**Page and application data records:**
····················
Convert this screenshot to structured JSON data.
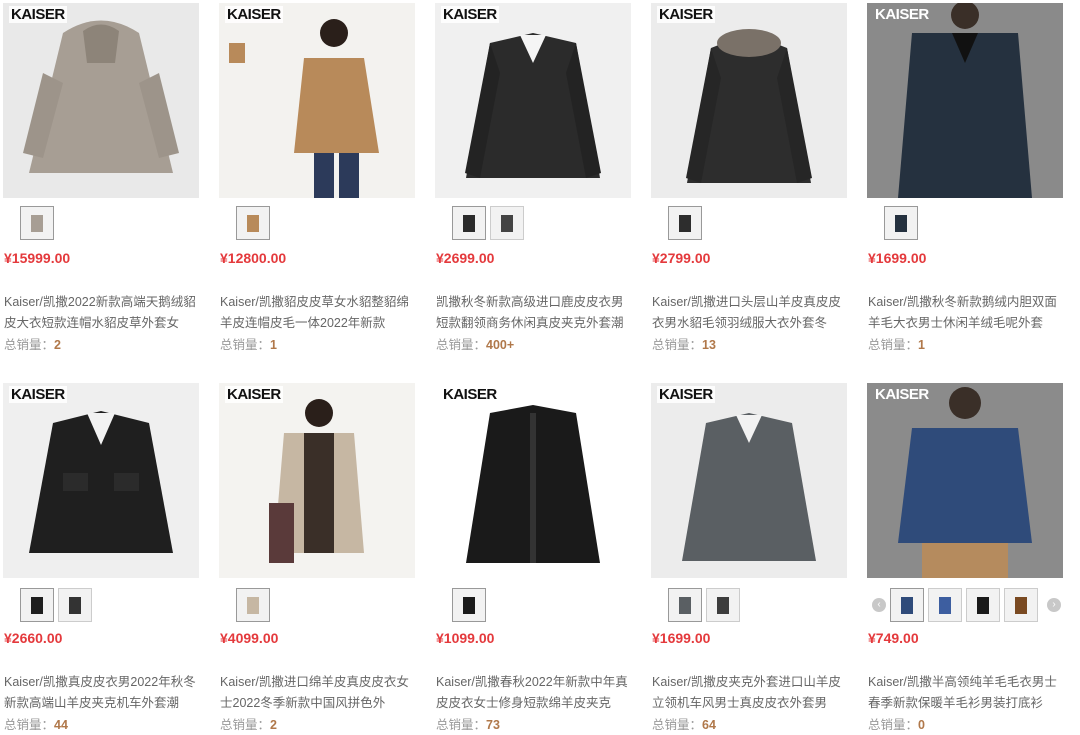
{
  "products": [
    {
      "brand": "KAISER",
      "price": "¥15999.00",
      "title": "Kaiser/凯撒2022新款高端天鹅绒貂皮大衣短款连帽水貂皮草外套女",
      "sales_label": "总销量：",
      "sales": "2"
    },
    {
      "brand": "KAISER",
      "price": "¥12800.00",
      "title": "Kaiser/凯撒貂皮皮草女水貂整貂绵羊皮连帽皮毛一体2022年新款",
      "sales_label": "总销量：",
      "sales": "1"
    },
    {
      "brand": "KAISER",
      "price": "¥2699.00",
      "title": "凯撒秋冬新款高级进口鹿皮皮衣男短款翻领商务休闲真皮夹克外套潮",
      "sales_label": "总销量：",
      "sales": "400+"
    },
    {
      "brand": "KAISER",
      "price": "¥2799.00",
      "title": "Kaiser/凯撒进口头层山羊皮真皮皮衣男水貂毛领羽绒服大衣外套冬",
      "sales_label": "总销量：",
      "sales": "13"
    },
    {
      "brand": "KAISER",
      "price": "¥1699.00",
      "title": "Kaiser/凯撒秋冬新款鹅绒内胆双面羊毛大衣男士休闲羊绒毛呢外套",
      "sales_label": "总销量：",
      "sales": "1"
    },
    {
      "brand": "KAISER",
      "price": "¥2660.00",
      "title": "Kaiser/凯撒真皮皮衣男2022年秋冬新款高端山羊皮夹克机车外套潮",
      "sales_label": "总销量：",
      "sales": "44"
    },
    {
      "brand": "KAISER",
      "price": "¥4099.00",
      "title": "Kaiser/凯撒进口绵羊皮真皮皮衣女士2022冬季新款中国风拼色外",
      "sales_label": "总销量：",
      "sales": "2"
    },
    {
      "brand": "KAISER",
      "price": "¥1099.00",
      "title": "Kaiser/凯撒春秋2022年新款中年真皮皮衣女士修身短款绵羊皮夹克",
      "sales_label": "总销量：",
      "sales": "73"
    },
    {
      "brand": "KAISER",
      "price": "¥1699.00",
      "title": "Kaiser/凯撒皮夹克外套进口山羊皮立领机车风男士真皮皮衣外套男",
      "sales_label": "总销量：",
      "sales": "64"
    },
    {
      "brand": "KAISER",
      "price": "¥749.00",
      "title": "Kaiser/凯撒半高领纯羊毛毛衣男士春季新款保暖羊毛衫男装打底衫",
      "sales_label": "总销量：",
      "sales": "0"
    }
  ],
  "colors": {
    "price": "#e4393c",
    "sales_value": "#b0784a",
    "title": "#666666"
  },
  "icons": {
    "prev": "‹",
    "next": "›"
  }
}
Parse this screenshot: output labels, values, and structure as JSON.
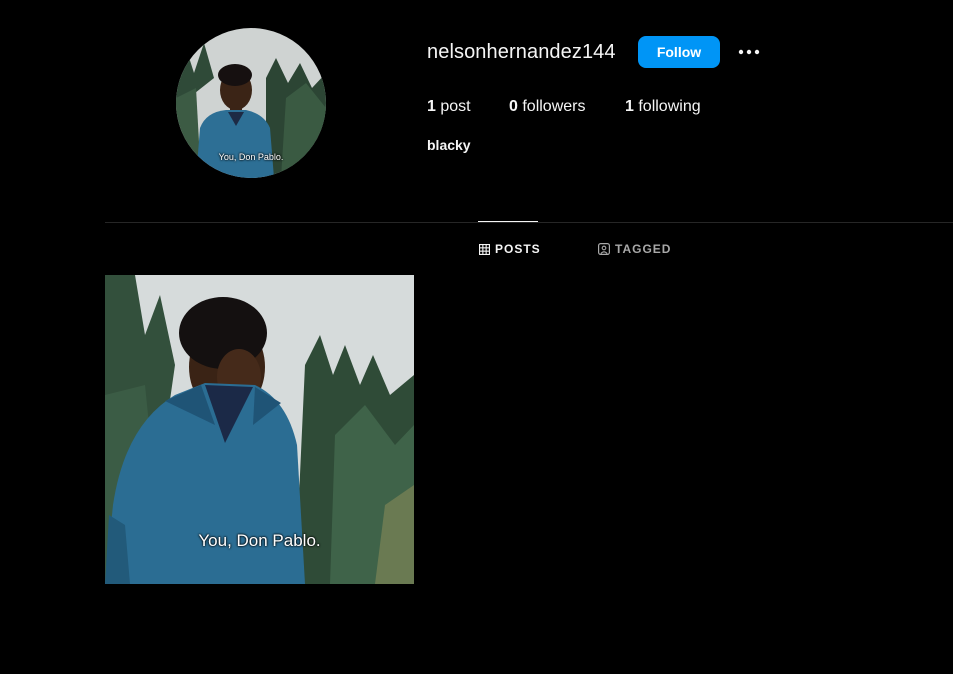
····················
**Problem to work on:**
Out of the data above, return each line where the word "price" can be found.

**Exercise answer:**
      "price": "¥15999.00",
      "price": "¥12800.00",
      "price": "¥2699.00",
      "price": "¥2799.00",
      "price": "¥1699.00",
      "price": "¥2660.00",
      "price": "¥4099.00",
      "price": "¥1099.00",
      "price": "¥1699.00",
      "price": "¥749.00",
    "price": "#e4393c",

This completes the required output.